═══ Excerpted data

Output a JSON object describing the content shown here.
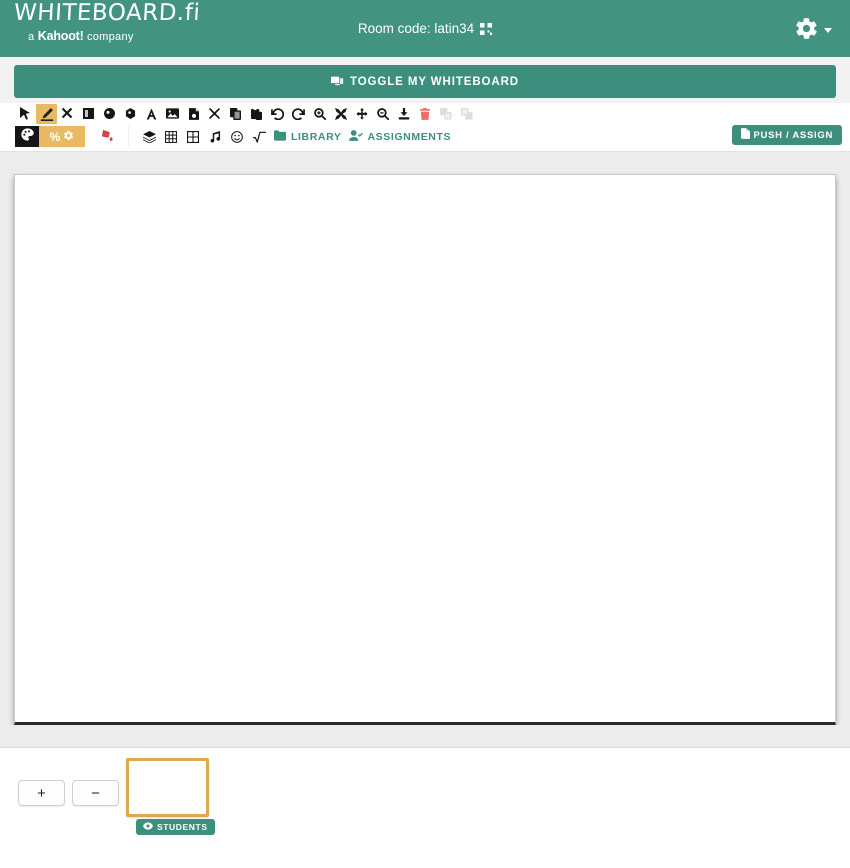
{
  "header": {
    "brand_title": "WHITEBOARD.fi",
    "brand_sub_prefix": "a ",
    "brand_sub_kahoot": "Kahoot!",
    "brand_sub_suffix": " company",
    "room_code_label": "Room code: latin34",
    "qr_icon": "qr-code-icon",
    "gear_icon": "gear-icon",
    "caret_icon": "chevron-down-icon",
    "accent_color": "#429481"
  },
  "toggle_bar": {
    "label": "TOGGLE MY WHITEBOARD",
    "icon": "toggle-whiteboard-icon"
  },
  "toolbar": {
    "row1": [
      {
        "name": "select-tool",
        "title": "Select",
        "active": false,
        "disabled": false
      },
      {
        "name": "pencil-tool",
        "title": "Pen",
        "active": true,
        "disabled": false
      },
      {
        "name": "eraser-tool",
        "title": "Eraser",
        "active": false,
        "disabled": false
      },
      {
        "name": "rectangle-tool",
        "title": "Rectangle",
        "active": false,
        "disabled": false
      },
      {
        "name": "circle-tool",
        "title": "Circle",
        "active": false,
        "disabled": false
      },
      {
        "name": "polygon-tool",
        "title": "Polygon",
        "active": false,
        "disabled": false
      },
      {
        "name": "text-tool",
        "title": "Text",
        "active": false,
        "disabled": false
      },
      {
        "name": "image-tool",
        "title": "Image",
        "active": false,
        "disabled": false
      },
      {
        "name": "sticky-note-tool",
        "title": "Note",
        "active": false,
        "disabled": false
      },
      {
        "name": "close-tool",
        "title": "Clear",
        "active": false,
        "disabled": false
      },
      {
        "name": "copy-tool",
        "title": "Copy",
        "active": false,
        "disabled": false
      },
      {
        "name": "paste-tool",
        "title": "Paste",
        "active": false,
        "disabled": false
      },
      {
        "name": "undo-tool",
        "title": "Undo",
        "active": false,
        "disabled": false
      },
      {
        "name": "redo-tool",
        "title": "Redo",
        "active": false,
        "disabled": false
      },
      {
        "name": "zoom-in-tool",
        "title": "Zoom in",
        "active": false,
        "disabled": false
      },
      {
        "name": "fit-screen-tool",
        "title": "Fit",
        "active": false,
        "disabled": false
      },
      {
        "name": "pan-tool",
        "title": "Pan",
        "active": false,
        "disabled": false
      },
      {
        "name": "zoom-out-tool",
        "title": "Zoom out",
        "active": false,
        "disabled": false
      },
      {
        "name": "download-tool",
        "title": "Download",
        "active": false,
        "disabled": false
      },
      {
        "name": "delete-tool",
        "title": "Delete",
        "active": false,
        "disabled": false
      },
      {
        "name": "bring-forward-tool",
        "title": "Bring forward",
        "active": false,
        "disabled": true
      },
      {
        "name": "send-backward-tool",
        "title": "Send backward",
        "active": false,
        "disabled": true
      }
    ],
    "row2_icons": [
      {
        "name": "layers-tool",
        "title": "Layers"
      },
      {
        "name": "grid-tool",
        "title": "Grid"
      },
      {
        "name": "table-tool",
        "title": "Table"
      },
      {
        "name": "music-tool",
        "title": "Music"
      },
      {
        "name": "emoji-tool",
        "title": "Emoji"
      },
      {
        "name": "math-tool",
        "title": "Math"
      }
    ],
    "palette_icon": "color-palette-icon",
    "stroke_size_label": "%",
    "stroke_gear_icon": "gear-icon",
    "fill_icon": "fill-bucket-icon",
    "library_label": "LIBRARY",
    "library_icon": "library-icon",
    "assignments_label": "ASSIGNMENTS",
    "assignments_icon": "assignments-icon",
    "push_assign_label": "PUSH / ASSIGN",
    "push_assign_icon": "push-assign-icon",
    "active_color": "#e9b963",
    "link_color": "#3d8f7d"
  },
  "footer": {
    "add_page_label": "+",
    "remove_page_label": "−",
    "students_badge_label": "STUDENTS",
    "students_badge_icon": "eye-icon",
    "page_thumb_border_color": "#dba94e"
  }
}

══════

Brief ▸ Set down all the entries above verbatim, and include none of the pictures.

Answer ▸
Output a JSON object describing the content shown here.
{
  "header": {
    "brand_title": "WHITEBOARD.fi",
    "brand_sub_prefix": "a ",
    "brand_sub_kahoot": "Kahoot!",
    "brand_sub_suffix": " company",
    "room_code_label": "Room code: latin34",
    "qr_icon": "qr-code-icon",
    "gear_icon": "gear-icon",
    "caret_icon": "chevron-down-icon",
    "accent_color": "#429481"
  },
  "toggle_bar": {
    "label": "TOGGLE MY WHITEBOARD",
    "icon": "toggle-whiteboard-icon"
  },
  "toolbar": {
    "row1": [
      {
        "name": "select-tool",
        "title": "Select",
        "active": false,
        "disabled": false
      },
      {
        "name": "pencil-tool",
        "title": "Pen",
        "active": true,
        "disabled": false
      },
      {
        "name": "eraser-tool",
        "title": "Eraser",
        "active": false,
        "disabled": false
      },
      {
        "name": "rectangle-tool",
        "title": "Rectangle",
        "active": false,
        "disabled": false
      },
      {
        "name": "circle-tool",
        "title": "Circle",
        "active": false,
        "disabled": false
      },
      {
        "name": "polygon-tool",
        "title": "Polygon",
        "active": false,
        "disabled": false
      },
      {
        "name": "text-tool",
        "title": "Text",
        "active": false,
        "disabled": false
      },
      {
        "name": "image-tool",
        "title": "Image",
        "active": false,
        "disabled": false
      },
      {
        "name": "sticky-note-tool",
        "title": "Note",
        "active": false,
        "disabled": false
      },
      {
        "name": "close-tool",
        "title": "Clear",
        "active": false,
        "disabled": false
      },
      {
        "name": "copy-tool",
        "title": "Copy",
        "active": false,
        "disabled": false
      },
      {
        "name": "paste-tool",
        "title": "Paste",
        "active": false,
        "disabled": false
      },
      {
        "name": "undo-tool",
        "title": "Undo",
        "active": false,
        "disabled": false
      },
      {
        "name": "redo-tool",
        "title": "Redo",
        "active": false,
        "disabled": false
      },
      {
        "name": "zoom-in-tool",
        "title": "Zoom in",
        "active": false,
        "disabled": false
      },
      {
        "name": "fit-screen-tool",
        "title": "Fit",
        "active": false,
        "disabled": false
      },
      {
        "name": "pan-tool",
        "title": "Pan",
        "active": false,
        "disabled": false
      },
      {
        "name": "zoom-out-tool",
        "title": "Zoom out",
        "active": false,
        "disabled": false
      },
      {
        "name": "download-tool",
        "title": "Download",
        "active": false,
        "disabled": false
      },
      {
        "name": "delete-tool",
        "title": "Delete",
        "active": false,
        "disabled": false
      },
      {
        "name": "bring-forward-tool",
        "title": "Bring forward",
        "active": false,
        "disabled": true
      },
      {
        "name": "send-backward-tool",
        "title": "Send backward",
        "active": false,
        "disabled": true
      }
    ],
    "row2_icons": [
      {
        "name": "layers-tool",
        "title": "Layers"
      },
      {
        "name": "grid-tool",
        "title": "Grid"
      },
      {
        "name": "table-tool",
        "title": "Table"
      },
      {
        "name": "music-tool",
        "title": "Music"
      },
      {
        "name": "emoji-tool",
        "title": "Emoji"
      },
      {
        "name": "math-tool",
        "title": "Math"
      }
    ],
    "palette_icon": "color-palette-icon",
    "stroke_size_label": "%",
    "stroke_gear_icon": "gear-icon",
    "fill_icon": "fill-bucket-icon",
    "library_label": "LIBRARY",
    "library_icon": "library-icon",
    "assignments_label": "ASSIGNMENTS",
    "assignments_icon": "assignments-icon",
    "push_assign_label": "PUSH / ASSIGN",
    "push_assign_icon": "push-assign-icon",
    "active_color": "#e9b963",
    "link_color": "#3d8f7d"
  },
  "footer": {
    "add_page_label": "+",
    "remove_page_label": "−",
    "students_badge_label": "STUDENTS",
    "students_badge_icon": "eye-icon",
    "page_thumb_border_color": "#dba94e"
  }
}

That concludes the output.